In conclusion, it has been forty years since one of us (REB) proposed that leucine-sensitive hypoglycemia of infancy might be related to the transformation of acinar and ductal elements into beta cells by the amino acid, leucine in hyperresponsive individuals . Our study on two cases of diffuse variant of PHHI supports this concept by demonstrating that there is G0/G1 cell cycle arrest of both the mature exocrine cells undergoing transdifferentiation and in the islet cells in the exocrine pancreas and in the islets, and there is constitutive activation and overexpression of p-mTOR on the plasmalemmal aspect of the acinar cells, and activation on the plasmalemmal aspect of the ductal cells. We suggest that the particular distribution of expression of p-mTOR and PLD1 in PHHI, should allow rapamycin to act in an inhibitory fashion at the level of acini, where it will prevent the process of transdifferentiation, and at the level of already organized clusters and islets of beta-cells, where it will release the inhibitory effect of p-mTORC1 on autophagy, and will decrease insulin synthesis by decreasing the survival and potency of these cells. Calcium channel blockers would assist rapamycin in its action, by decreasing the intracellular level of calcium, which will lead to decrease activation of p-mTORC1, and inhibition of neoformation of insulin-secreting cells from acinar and ductal elements.

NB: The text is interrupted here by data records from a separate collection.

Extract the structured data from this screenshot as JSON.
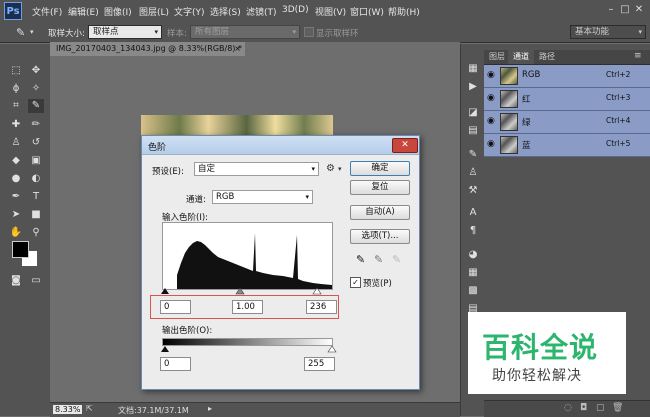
{
  "app": {
    "logo": "Ps"
  },
  "menubar": {
    "items": [
      "文件(F)",
      "编辑(E)",
      "图像(I)",
      "图层(L)",
      "文字(Y)",
      "选择(S)",
      "滤镜(T)",
      "3D(D)",
      "视图(V)",
      "窗口(W)",
      "帮助(H)"
    ],
    "window_buttons": [
      "–",
      "□",
      "✕"
    ]
  },
  "options_bar": {
    "sample_size_label": "取样大小:",
    "sample_size_value": "取样点",
    "sample_label": "样本:",
    "sample_value": "所有图层",
    "show_ring_label": "显示取样环",
    "workspace": "基本功能"
  },
  "document": {
    "tab_title": "IMG_20170403_134043.jpg @ 8.33%(RGB/8) *",
    "zoom": "8.33%",
    "doc_info": "文档:37.1M/37.1M"
  },
  "channels_panel": {
    "tabs": [
      "图层",
      "通道",
      "路径"
    ],
    "active_tab": "通道",
    "channels": [
      {
        "name": "RGB",
        "shortcut": "Ctrl+2"
      },
      {
        "name": "红",
        "shortcut": "Ctrl+3"
      },
      {
        "name": "绿",
        "shortcut": "Ctrl+4"
      },
      {
        "name": "蓝",
        "shortcut": "Ctrl+5"
      }
    ]
  },
  "levels_dialog": {
    "title": "色阶",
    "preset_label": "预设(E):",
    "preset_value": "自定",
    "channel_label": "通道:",
    "channel_value": "RGB",
    "input_levels_label": "输入色阶(I):",
    "input_black": "0",
    "input_mid": "1.00",
    "input_white": "236",
    "output_levels_label": "输出色阶(O):",
    "output_black": "0",
    "output_white": "255",
    "buttons": {
      "ok": "确定",
      "reset": "复位",
      "auto": "自动(A)",
      "options": "选项(T)..."
    },
    "preview_label": "预览(P)",
    "preview_checked": true
  },
  "watermark": {
    "title": "百科全说",
    "subtitle": "助你轻松解决"
  },
  "colors": {
    "accent": "#8a9bc5",
    "highlight_border": "#d9534f",
    "watermark_green": "#2bb56d"
  }
}
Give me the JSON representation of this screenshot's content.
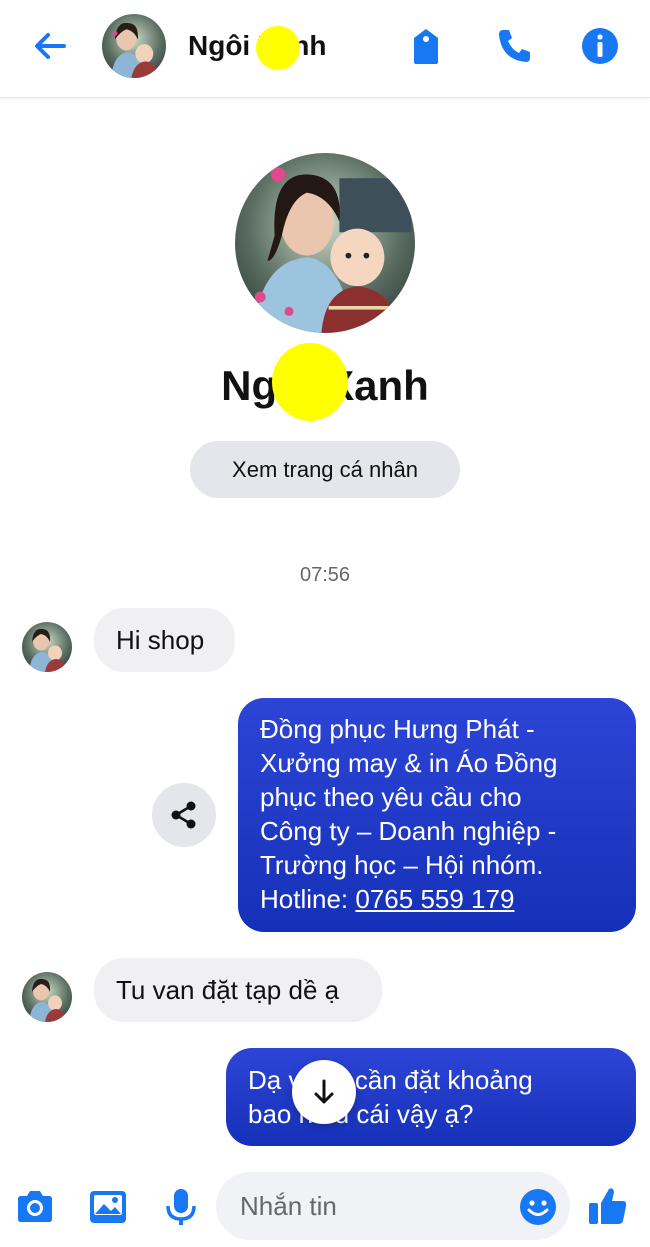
{
  "header": {
    "contact_name": "Ngôi     Xanh",
    "back_icon": "back-arrow-icon",
    "icons": [
      "tag-icon",
      "phone-icon",
      "info-icon"
    ],
    "accent": "#1877f2"
  },
  "profile": {
    "name": "Ngôi     Xanh",
    "view_profile_label": "Xem trang cá nhân"
  },
  "conversation": {
    "timestamp": "07:56",
    "messages": [
      {
        "from": "contact",
        "text": "Hi shop"
      },
      {
        "from": "me",
        "lines": [
          "Đồng phục Hưng Phát -",
          "Xưởng may & in Áo Đồng",
          "phục theo yêu cầu cho",
          "Công ty – Doanh nghiệp -",
          "Trường học – Hội nhóm."
        ],
        "hotline_label": "Hotline: ",
        "hotline_number": "0765 559 179"
      },
      {
        "from": "contact",
        "text": "Tu van đặt tạp dề ạ"
      },
      {
        "from": "me",
        "lines": [
          "Dạ v     Chị cần đặt khoảng",
          "bao n   ều cái vậy ạ?"
        ]
      }
    ]
  },
  "composer": {
    "placeholder": "Nhắn tin",
    "icons": [
      "camera-icon",
      "image-icon",
      "microphone-icon",
      "emoji-icon",
      "thumbs-up-icon"
    ]
  },
  "colors": {
    "outgoing_bubble": "#1a35c4",
    "incoming_bubble": "#f0f0f3",
    "icon_blue": "#1877f2",
    "redaction_mask": "#ffff00"
  }
}
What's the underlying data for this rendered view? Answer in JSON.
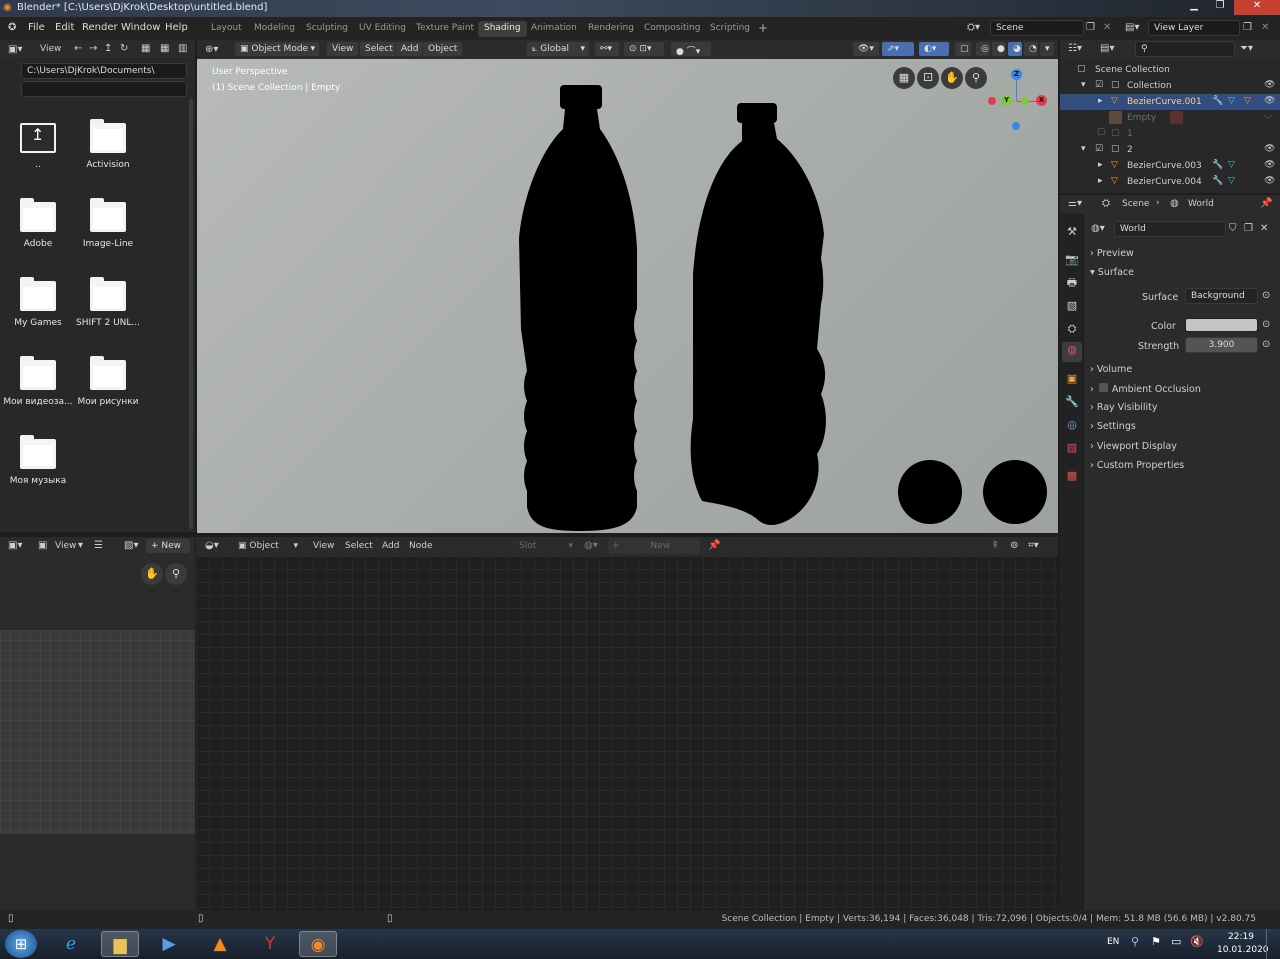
{
  "window": {
    "title": "Blender* [C:\\Users\\DjKrok\\Desktop\\untitled.blend]"
  },
  "menu": {
    "items": [
      "File",
      "Edit",
      "Render",
      "Window",
      "Help"
    ]
  },
  "workspaces": {
    "tabs": [
      "Layout",
      "Modeling",
      "Sculpting",
      "UV Editing",
      "Texture Paint",
      "Shading",
      "Animation",
      "Rendering",
      "Compositing",
      "Scripting"
    ],
    "active": "Shading",
    "add": "+"
  },
  "scene": {
    "name": "Scene",
    "view_layer": "View Layer"
  },
  "file_browser": {
    "view_label": "View",
    "path": "C:\\Users\\DjKrok\\Documents\\",
    "items": [
      "..",
      "Activision",
      "Adobe",
      "Image-Line",
      "My Games",
      "SHIFT 2 UNL...",
      "Мои видеоза...",
      "Мои рисунки",
      "Моя музыка"
    ]
  },
  "viewport": {
    "mode": "Object Mode",
    "menus": [
      "View",
      "Select",
      "Add",
      "Object"
    ],
    "transform": "Global",
    "perspective": "User Perspective",
    "context": "(1) Scene Collection | Empty",
    "gizmo": {
      "z": "Z",
      "y": "Y",
      "x": "X"
    }
  },
  "image_editor": {
    "view_label": "View",
    "new_label": "New"
  },
  "node_editor": {
    "type": "Object",
    "menus": [
      "View",
      "Select",
      "Add",
      "Node"
    ],
    "slot": "Slot",
    "new_label": "New"
  },
  "outliner": {
    "root": "Scene Collection",
    "rows": [
      {
        "name": "Collection"
      },
      {
        "name": "BezierCurve.001"
      },
      {
        "name": "Empty"
      },
      {
        "name": "1"
      },
      {
        "name": "2"
      },
      {
        "name": "BezierCurve.003"
      },
      {
        "name": "BezierCurve.004"
      }
    ]
  },
  "properties": {
    "tabs": [
      "Scene",
      "World"
    ],
    "world_name": "World",
    "panels": {
      "preview": "Preview",
      "surface": "Surface",
      "volume": "Volume",
      "ambient_occlusion": "Ambient Occlusion",
      "ray_visibility": "Ray Visibility",
      "settings": "Settings",
      "viewport_display": "Viewport Display",
      "custom_properties": "Custom Properties"
    },
    "surface_label": "Surface",
    "surface_value": "Background",
    "color_label": "Color",
    "color_value": "#c4c4c4",
    "strength_label": "Strength",
    "strength_value": "3.900"
  },
  "status": {
    "text": "Scene Collection | Empty | Verts:36,194 | Faces:36,048 | Tris:72,096 | Objects:0/4 | Mem: 51.8 MB (56.6 MB) | v2.80.75"
  },
  "taskbar": {
    "lang": "EN",
    "time": "22:19",
    "date": "10.01.2020"
  },
  "colors": {
    "accent": "#334d80",
    "active_tab": "#3d3d3d",
    "x_axis": "#e33c4e",
    "y_axis": "#7ec93a",
    "z_axis": "#3c84e6"
  }
}
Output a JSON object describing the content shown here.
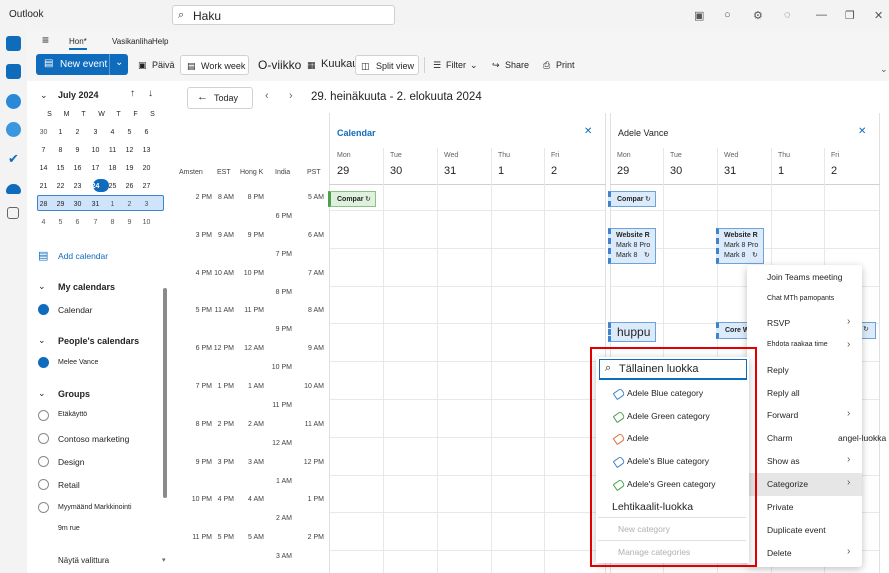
{
  "app": {
    "title": "Outlook"
  },
  "search": {
    "placeholder": "Haku"
  },
  "ribbon": {
    "tabs": [
      "Hon*",
      "Vasikanliha",
      "Help"
    ],
    "new_event": "New event",
    "day": "Päivä",
    "work_week": "Work week",
    "week": "O-viikko",
    "month": "Kuukausi",
    "split_view": "Split view",
    "filter": "Filter",
    "share": "Share",
    "print": "Print"
  },
  "nav": {
    "today": "Today",
    "range": "29. heinäkuuta - 2. elokuuta 2024"
  },
  "mini_cal": {
    "month": "July 2024",
    "weekdays": [
      "S",
      "M",
      "T",
      "W",
      "T",
      "F",
      "S"
    ],
    "weeks": [
      [
        "30",
        "1",
        "2",
        "3",
        "4",
        "5",
        "6"
      ],
      [
        "7",
        "8",
        "9",
        "10",
        "11",
        "12",
        "13"
      ],
      [
        "14",
        "15",
        "16",
        "17",
        "18",
        "19",
        "20"
      ],
      [
        "21",
        "22",
        "23",
        "24",
        "25",
        "26",
        "27"
      ],
      [
        "28",
        "29",
        "30",
        "31",
        "1",
        "2",
        "3"
      ],
      [
        "4",
        "5",
        "6",
        "7",
        "8",
        "9",
        "10"
      ]
    ]
  },
  "sidebar": {
    "add_calendar": "Add calendar",
    "my_calendars": "My calendars",
    "calendar": "Calendar",
    "peoples_calendars": "People's calendars",
    "person": "Melee Vance",
    "groups": "Groups",
    "group_items": [
      "Etäkäyttö",
      "Contoso marketing",
      "Design",
      "Retail",
      "Myymäänd Markkinointi"
    ],
    "extra": "9m rue",
    "show_all": "Näytä valittura"
  },
  "timezones": [
    "Amsten",
    "EST",
    "Hong K",
    "India",
    "PST"
  ],
  "tz_rows": [
    [
      "2 PM",
      "8 AM",
      "8 PM",
      "",
      "5 AM"
    ],
    [
      "",
      "",
      "",
      "6 PM",
      ""
    ],
    [
      "3 PM",
      "9 AM",
      "9 PM",
      "",
      "6 AM"
    ],
    [
      "",
      "",
      "",
      "7 PM",
      ""
    ],
    [
      "4 PM",
      "10 AM",
      "10 PM",
      "",
      "7 AM"
    ],
    [
      "",
      "",
      "",
      "8 PM",
      ""
    ],
    [
      "5 PM",
      "11 AM",
      "11 PM",
      "",
      "8 AM"
    ],
    [
      "",
      "",
      "",
      "9 PM",
      ""
    ],
    [
      "6 PM",
      "12 PM",
      "12 AM",
      "",
      "9 AM"
    ],
    [
      "",
      "",
      "",
      "10 PM",
      ""
    ],
    [
      "7 PM",
      "1 PM",
      "1 AM",
      "",
      "10 AM"
    ],
    [
      "",
      "",
      "",
      "11 PM",
      ""
    ],
    [
      "8 PM",
      "2 PM",
      "2 AM",
      "",
      "11 AM"
    ],
    [
      "",
      "",
      "",
      "12 AM",
      ""
    ],
    [
      "9 PM",
      "3 PM",
      "3 AM",
      "",
      "12 PM"
    ],
    [
      "",
      "",
      "",
      "1 AM",
      ""
    ],
    [
      "10 PM",
      "4 PM",
      "4 AM",
      "",
      "1 PM"
    ],
    [
      "",
      "",
      "",
      "2 AM",
      ""
    ],
    [
      "11 PM",
      "5 PM",
      "5 AM",
      "",
      "2 PM"
    ],
    [
      "",
      "",
      "",
      "3 AM",
      ""
    ]
  ],
  "panes": [
    {
      "title": "Calendar",
      "days": [
        [
          "Mon",
          "29"
        ],
        [
          "Tue",
          "30"
        ],
        [
          "Wed",
          "31"
        ],
        [
          "Thu",
          "1"
        ],
        [
          "Fri",
          "2"
        ]
      ]
    },
    {
      "title": "Adele Vance",
      "days": [
        [
          "Mon",
          "29"
        ],
        [
          "Tue",
          "30"
        ],
        [
          "Wed",
          "31"
        ],
        [
          "Thu",
          "1"
        ],
        [
          "Fri",
          "2"
        ]
      ]
    }
  ],
  "events": {
    "compar": "Compar",
    "website_r": "Website R",
    "mark8pro": "Mark 8 Pro",
    "mark8": "Mark 8",
    "huppu": "huppu",
    "core": "Core W"
  },
  "context_menu": [
    "Join Teams meeting",
    "Chat MTh pamopants",
    "RSVP",
    "Ehdota raakaa time",
    "Reply",
    "Reply all",
    "Forward",
    "Charm",
    "Show as",
    "Categorize",
    "Private",
    "Duplicate event",
    "Delete"
  ],
  "charm_extra": "angel-luokka",
  "categories": {
    "search": "Tällainen luokka",
    "items": [
      "Adele Blue category",
      "Adele Green category",
      "Adele",
      "Adele's Blue category",
      "Adele's Green category"
    ],
    "colors": [
      "#3f83cf",
      "#4ba04c",
      "#e0703a",
      "#3f83cf",
      "#4ba04c"
    ],
    "all": "Lehtikaalit-luokka",
    "new": "New category",
    "manage": "Manage categories"
  }
}
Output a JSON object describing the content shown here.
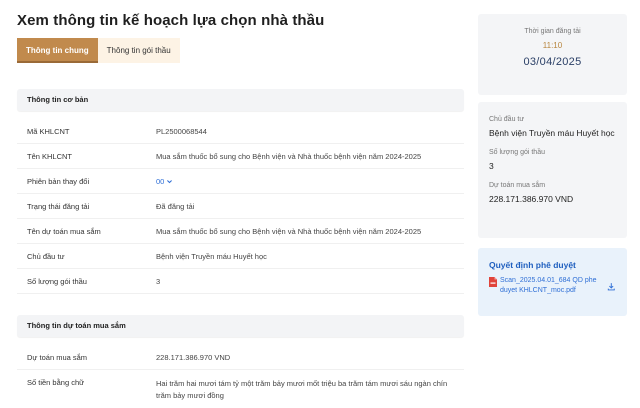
{
  "page": {
    "title": "Xem thông tin kế hoạch lựa chọn nhà thầu"
  },
  "tabs": [
    {
      "label": "Thông tin chung",
      "active": true
    },
    {
      "label": "Thông tin gói thầu",
      "active": false
    }
  ],
  "basic_info": {
    "heading": "Thông tin cơ bản",
    "rows": [
      {
        "label": "Mã KHLCNT",
        "value": "PL2500068544"
      },
      {
        "label": "Tên KHLCNT",
        "value": "Mua sắm thuốc bổ sung cho Bệnh viện và Nhà thuốc bệnh viện năm 2024-2025"
      },
      {
        "label": "Phiên bản thay đổi",
        "value": "00"
      },
      {
        "label": "Trạng thái đăng tải",
        "value": "Đã đăng tải"
      },
      {
        "label": "Tên dự toán mua sắm",
        "value": "Mua sắm thuốc bổ sung cho Bệnh viện và Nhà thuốc bệnh viện năm 2024-2025"
      },
      {
        "label": "Chủ đầu tư",
        "value": "Bệnh viện Truyền máu Huyết học"
      },
      {
        "label": "Số lượng gói thầu",
        "value": "3"
      }
    ]
  },
  "budget_info": {
    "heading": "Thông tin dự toán mua sắm",
    "rows": [
      {
        "label": "Dự toán mua sắm",
        "value": "228.171.386.970 VND"
      },
      {
        "label": "Số tiền bằng chữ",
        "value": "Hai trăm hai mươi tám tỷ một trăm bảy mươi mốt triệu ba trăm tám mươi sáu ngàn chín trăm bảy mươi đồng"
      }
    ]
  },
  "posting": {
    "label": "Thời gian đăng tải",
    "time": "11:10",
    "date": "03/04/2025"
  },
  "summary": {
    "investor_label": "Chủ đầu tư",
    "investor_value": "Bệnh viện Truyền máu Huyết học",
    "packages_label": "Số lượng gói thầu",
    "packages_value": "3",
    "budget_label": "Dự toán mua sắm",
    "budget_value": "228.171.386.970 VND"
  },
  "decision": {
    "title": "Quyết định phê duyệt",
    "file_name": "Scan_2025.04.01_684 QD phe duyet KHLCNT_moc.pdf",
    "icons": [
      "pdf-icon",
      "download-icon"
    ]
  },
  "colors": {
    "accent": "#c18a4d",
    "link": "#2f6fd6",
    "date": "#2a3f66"
  }
}
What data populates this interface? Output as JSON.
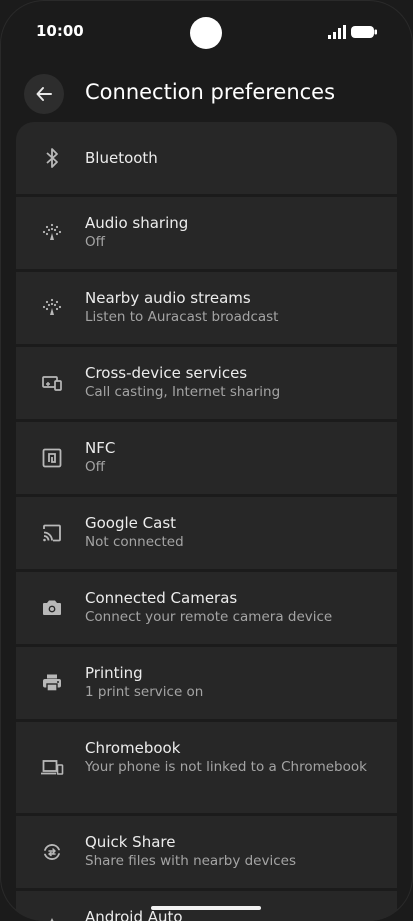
{
  "status_bar": {
    "time": "10:00"
  },
  "header": {
    "title": "Connection preferences"
  },
  "items": [
    {
      "title": "Bluetooth",
      "subtitle": "",
      "icon": "bluetooth-icon"
    },
    {
      "title": "Audio sharing",
      "subtitle": "Off",
      "icon": "audio-sharing-icon"
    },
    {
      "title": "Nearby audio streams",
      "subtitle": "Listen to Auracast broadcast",
      "icon": "audio-streams-icon"
    },
    {
      "title": "Cross-device services",
      "subtitle": "Call casting, Internet sharing",
      "icon": "cross-device-icon"
    },
    {
      "title": "NFC",
      "subtitle": "Off",
      "icon": "nfc-icon"
    },
    {
      "title": "Google Cast",
      "subtitle": "Not connected",
      "icon": "cast-icon"
    },
    {
      "title": "Connected Cameras",
      "subtitle": "Connect your remote camera device",
      "icon": "camera-icon"
    },
    {
      "title": "Printing",
      "subtitle": "1 print service on",
      "icon": "printer-icon"
    },
    {
      "title": "Chromebook",
      "subtitle": "Your phone is not linked to a Chromebook",
      "icon": "chromebook-icon"
    },
    {
      "title": "Quick Share",
      "subtitle": "Share files with nearby devices",
      "icon": "quick-share-icon"
    },
    {
      "title": "Android Auto",
      "subtitle": "",
      "icon": "android-auto-icon"
    }
  ],
  "colors": {
    "background": "#1b1b1b",
    "card": "#272727",
    "primary_text": "#ececec",
    "secondary_text": "#a4a4a4"
  }
}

Despite all the recent progress in elucidating the intricacies of this entity there is still not a good management to stop the increase in number of insulin secreting cells. We believe that our findings might revolutionize the medical approach for infants with diffuse variant of persistent hyperinsulinemic hypoglycemia. However, the number of cases we studied is limited and further research is needed in this direction.
We thank Pamela Johnston, and Richard Breckenridge from University of Houston at Texas - Health Science Center histology lab for their technical support and Bheravi Patel for support with the graphics. Patricia Navarro deserves special thanks for her excellent work and for the help she has given us with the electron microscopy aspects of this project. We are also very grateful to Dr Milton J. Finegold at Texas Children's Hospital for providing the two cases and for his very helpful comments and suggestions.